►

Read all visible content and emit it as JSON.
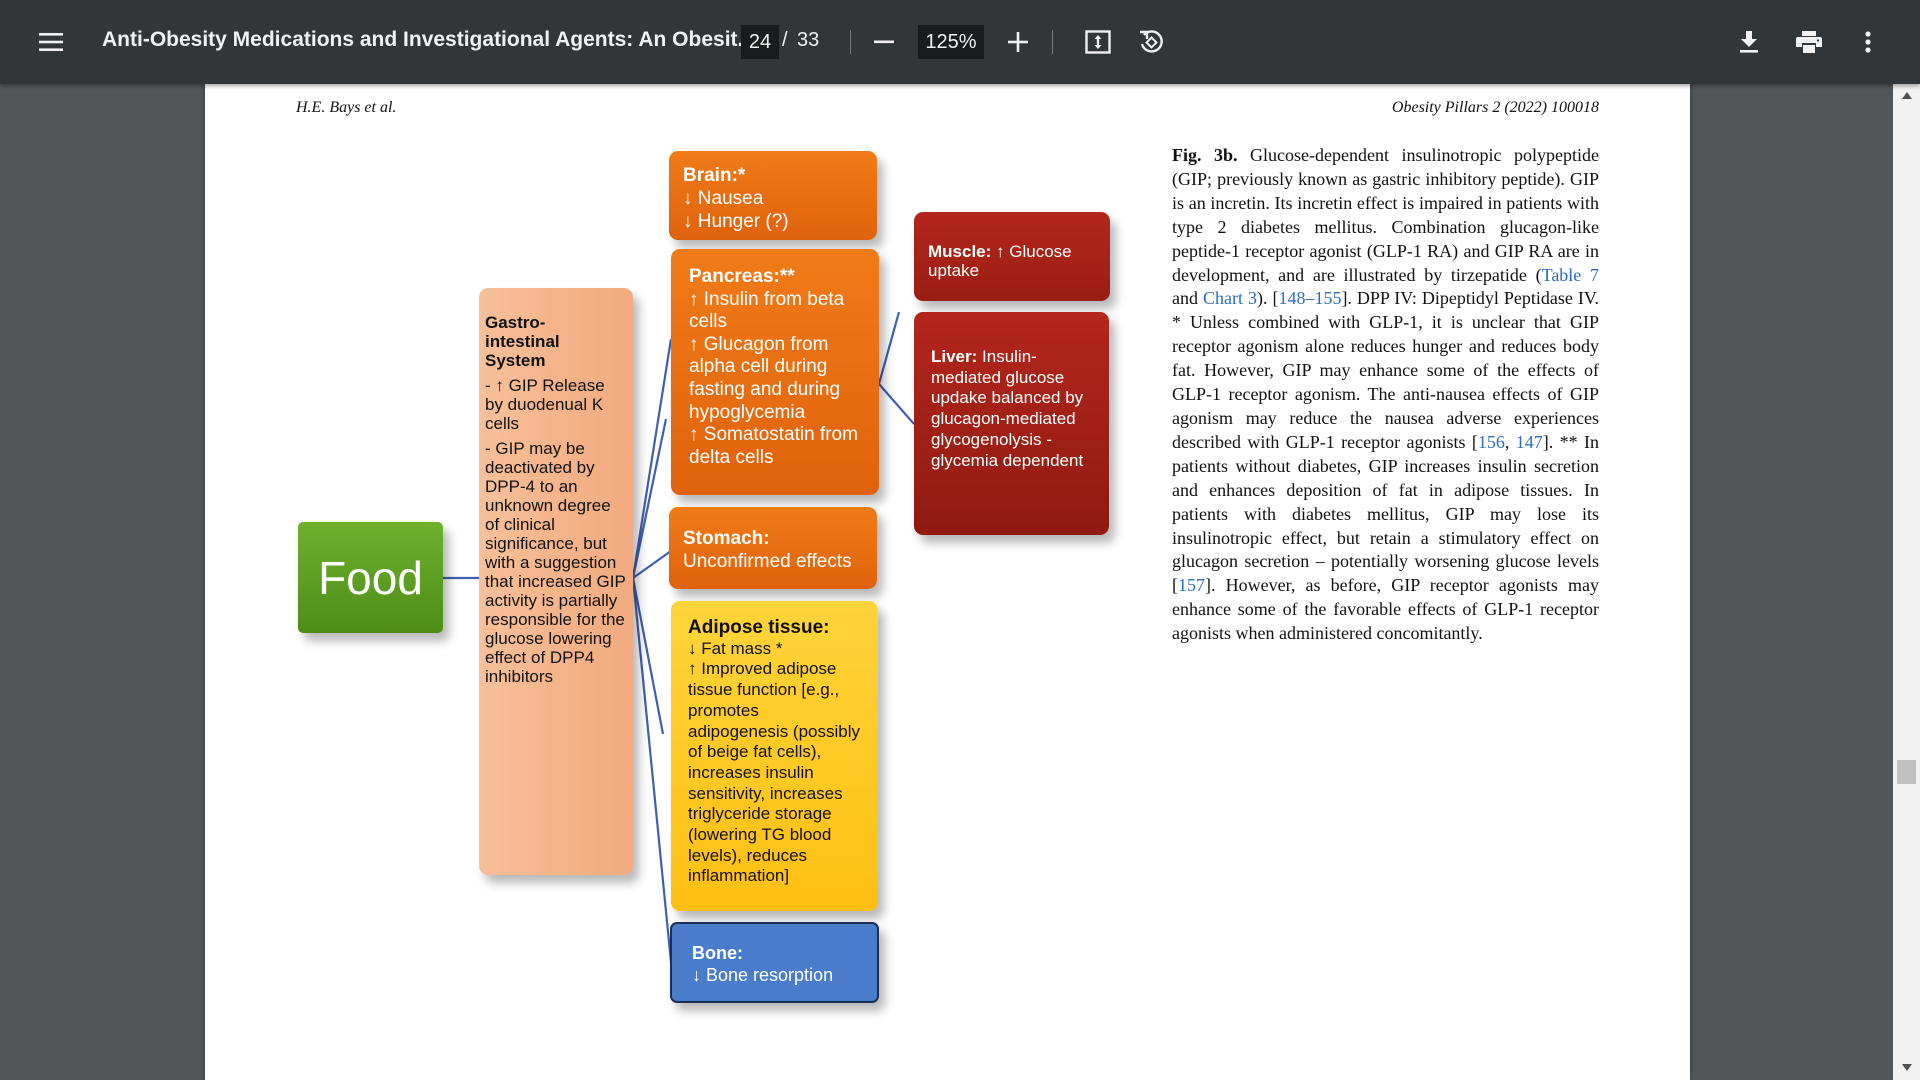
{
  "toolbar": {
    "menu_icon": "hamburger-menu-icon",
    "title": "Anti-Obesity Medications and Investigational Agents: An Obesit...",
    "page_current": "24",
    "page_separator": "/",
    "page_total": "33",
    "zoom_value": "125%",
    "icons": {
      "zoom_out": "minus-icon",
      "zoom_in": "plus-icon",
      "fit": "fit-to-page-icon",
      "rotate": "rotate-counterclockwise-icon",
      "download": "download-icon",
      "print": "print-icon",
      "more": "more-vertical-icon"
    }
  },
  "page": {
    "running_head_left": "H.E. Bays et al.",
    "running_head_right": "Obesity Pillars 2 (2022) 100018",
    "figure": {
      "food": "Food",
      "gi": {
        "title_lines": [
          "Gastro-",
          "intestinal",
          "System"
        ],
        "para1": "- ↑ GIP Release by duodenual K cells",
        "para2": "- GIP may be deactivated by DPP-4 to an unknown degree of clinical significance,  but with a suggestion that  increased GIP activity is partially responsible for the glucose lowering effect of DPP4 inhibitors"
      },
      "brain": {
        "title": "Brain:*",
        "lines": [
          "↓ Nausea",
          "↓ Hunger (?)"
        ]
      },
      "pancreas": {
        "title": "Pancreas:**",
        "lines": [
          "↑ Insulin from beta cells",
          "↑ Glucagon from alpha cell during fasting and during hypoglycemia",
          "↑ Somatostatin from delta cells"
        ]
      },
      "stomach": {
        "title": "Stomach:",
        "lines": [
          "Unconfirmed effects"
        ]
      },
      "adipose": {
        "title": "Adipose tissue:",
        "lines": [
          "↓ Fat mass *",
          "↑ Improved adipose tissue function [e.g., promotes adipogenesis (possibly of beige fat cells), increases insulin sensitivity, increases triglyceride storage (lowering TG blood levels), reduces inflammation]"
        ]
      },
      "bone": {
        "title": "Bone:",
        "lines": [
          "↓ Bone resorption"
        ]
      },
      "muscle": {
        "title": "Muscle:",
        "text": " ↑ Glucose uptake"
      },
      "liver": {
        "title": "Liver:",
        "text": " Insulin-mediated glucose updake balanced by  glucagon-mediated glycogenolysis - glycemia dependent"
      }
    },
    "caption": {
      "label": "Fig.   3b.",
      "part1": " Glucose-dependent insulinotropic polypeptide (GIP; previously known as gastric inhibitory peptide). GIP is an incretin. Its incretin effect is impaired in patients with type 2 diabetes mellitus. Combination glucagon-like peptide-1 receptor agonist (GLP-1 RA) and GIP RA are in development, and are illustrated by tirzepatide (",
      "link_table": "Table 7",
      "and": " and ",
      "link_chart": "Chart 3",
      "part2": "). [",
      "link_refs1": "148–155",
      "part3": "]. DPP IV: Dipeptidyl Peptidase IV. * Unless combined with GLP-1, it is unclear that GIP receptor agonism alone reduces hunger and reduces body fat. However, GIP may enhance some of the effects of GLP-1 receptor agonism. The anti-nausea effects of GIP agonism may reduce the nausea adverse experiences described with GLP-1 receptor agonists [",
      "link_ref156": "156",
      "comma": ", ",
      "link_ref147": "147",
      "part4": "]. ** In patients without diabetes, GIP increases insulin secretion and enhances deposition of fat in adipose tissues. In patients with diabetes mellitus, GIP may lose its insulinotropic effect, but retain a stimulatory effect on glucagon secretion – potentially worsening glucose levels [",
      "link_ref157": "157",
      "part5": "]. However, as before, GIP receptor agonists may enhance some of the favorable effects of GLP-1 receptor agonists when administered concomitantly."
    }
  }
}
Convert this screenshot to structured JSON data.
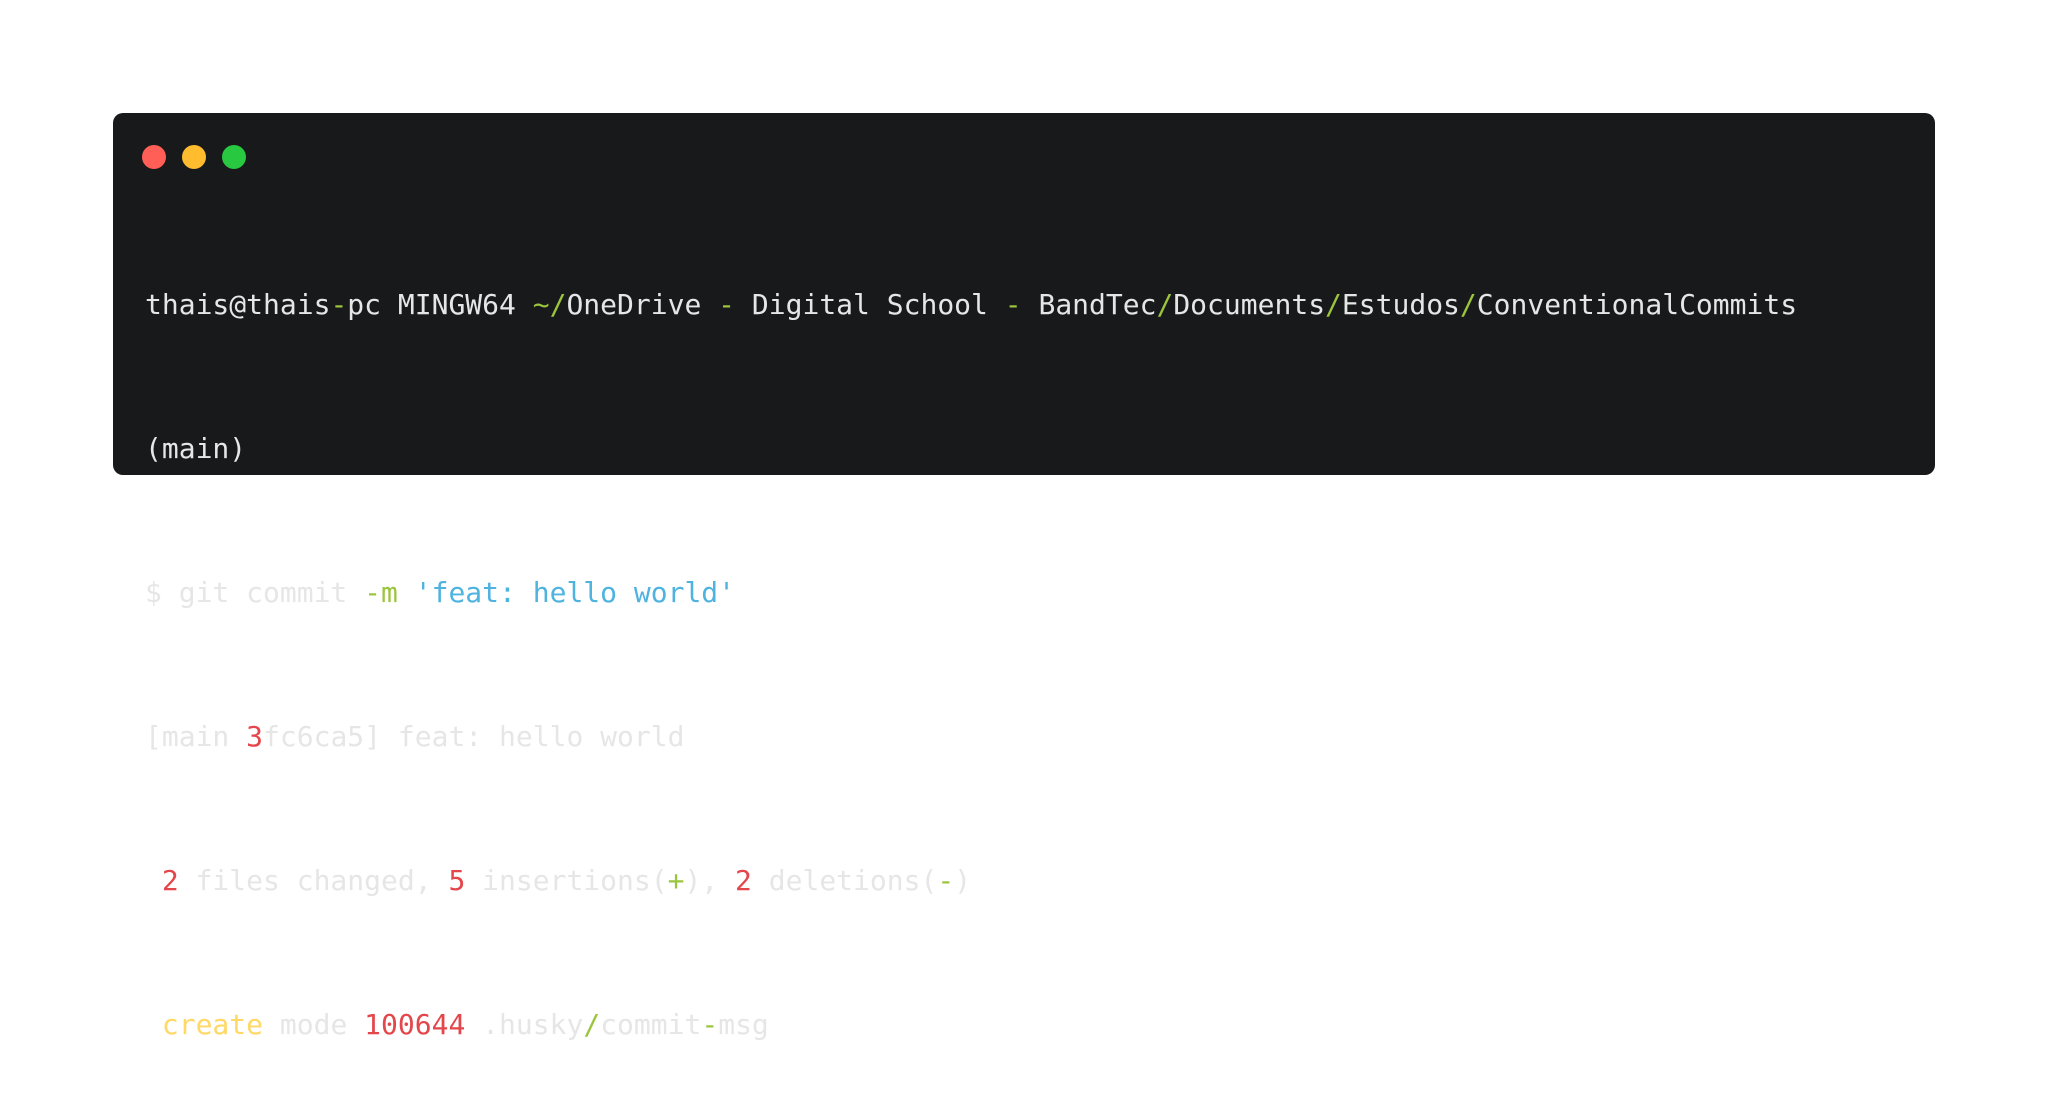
{
  "colors": {
    "terminal_bg": "#18191b",
    "text": "#e6e6e6",
    "operator_green": "#9bc53d",
    "string_blue": "#4fb3e0",
    "number_red": "#e3464b",
    "keyword_yellow": "#ffd866",
    "dot_red": "#ff5f57",
    "dot_yellow": "#febc2e",
    "dot_green": "#28c840"
  },
  "terminal": {
    "line1": {
      "p1": "thais@thais",
      "p2": "-",
      "p3": "pc MINGW64 ",
      "p4": "~/",
      "p5": "OneDrive ",
      "p6": "-",
      "p7": " Digital School ",
      "p8": "-",
      "p9": " BandTec",
      "p10": "/",
      "p11": "Documents",
      "p12": "/",
      "p13": "Estudos",
      "p14": "/",
      "p15": "ConventionalCommits"
    },
    "line2": "(main)",
    "line3": {
      "prompt": "$ git commit ",
      "flag": "-m",
      "space": " ",
      "message": "'feat: hello world'"
    },
    "line4": {
      "p1": "[main ",
      "p2": "3",
      "p3": "fc6ca5] feat: hello world"
    },
    "line5": {
      "p1": " ",
      "files": "2",
      "p2": " files changed, ",
      "insertions": "5",
      "p3": " insertions(",
      "plus": "+",
      "p4": "), ",
      "deletions": "2",
      "p5": " deletions(",
      "minus": "-",
      "p6": ")"
    },
    "line6": {
      "p1": " ",
      "create": "create",
      "p2": " mode ",
      "mode": "100644",
      "p3": " .husky",
      "slash": "/",
      "p4": "commit",
      "dash": "-",
      "p5": "msg"
    }
  }
}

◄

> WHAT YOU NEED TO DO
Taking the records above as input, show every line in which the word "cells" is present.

> EXERCISE SOLUTION
        "para1": "- ↑ GIP Release by duodenual K cells",
          "↑ Insulin from beta cells",
          "↑ Somatostatin from delta cells"
          "↑ Improved adipose tissue function [e.g., promotes adipogenesis (possibly of beige fat cells), increases insulin sensitivity, increases triglyceride storage (lowering TG blood levels), reduces inflammation]"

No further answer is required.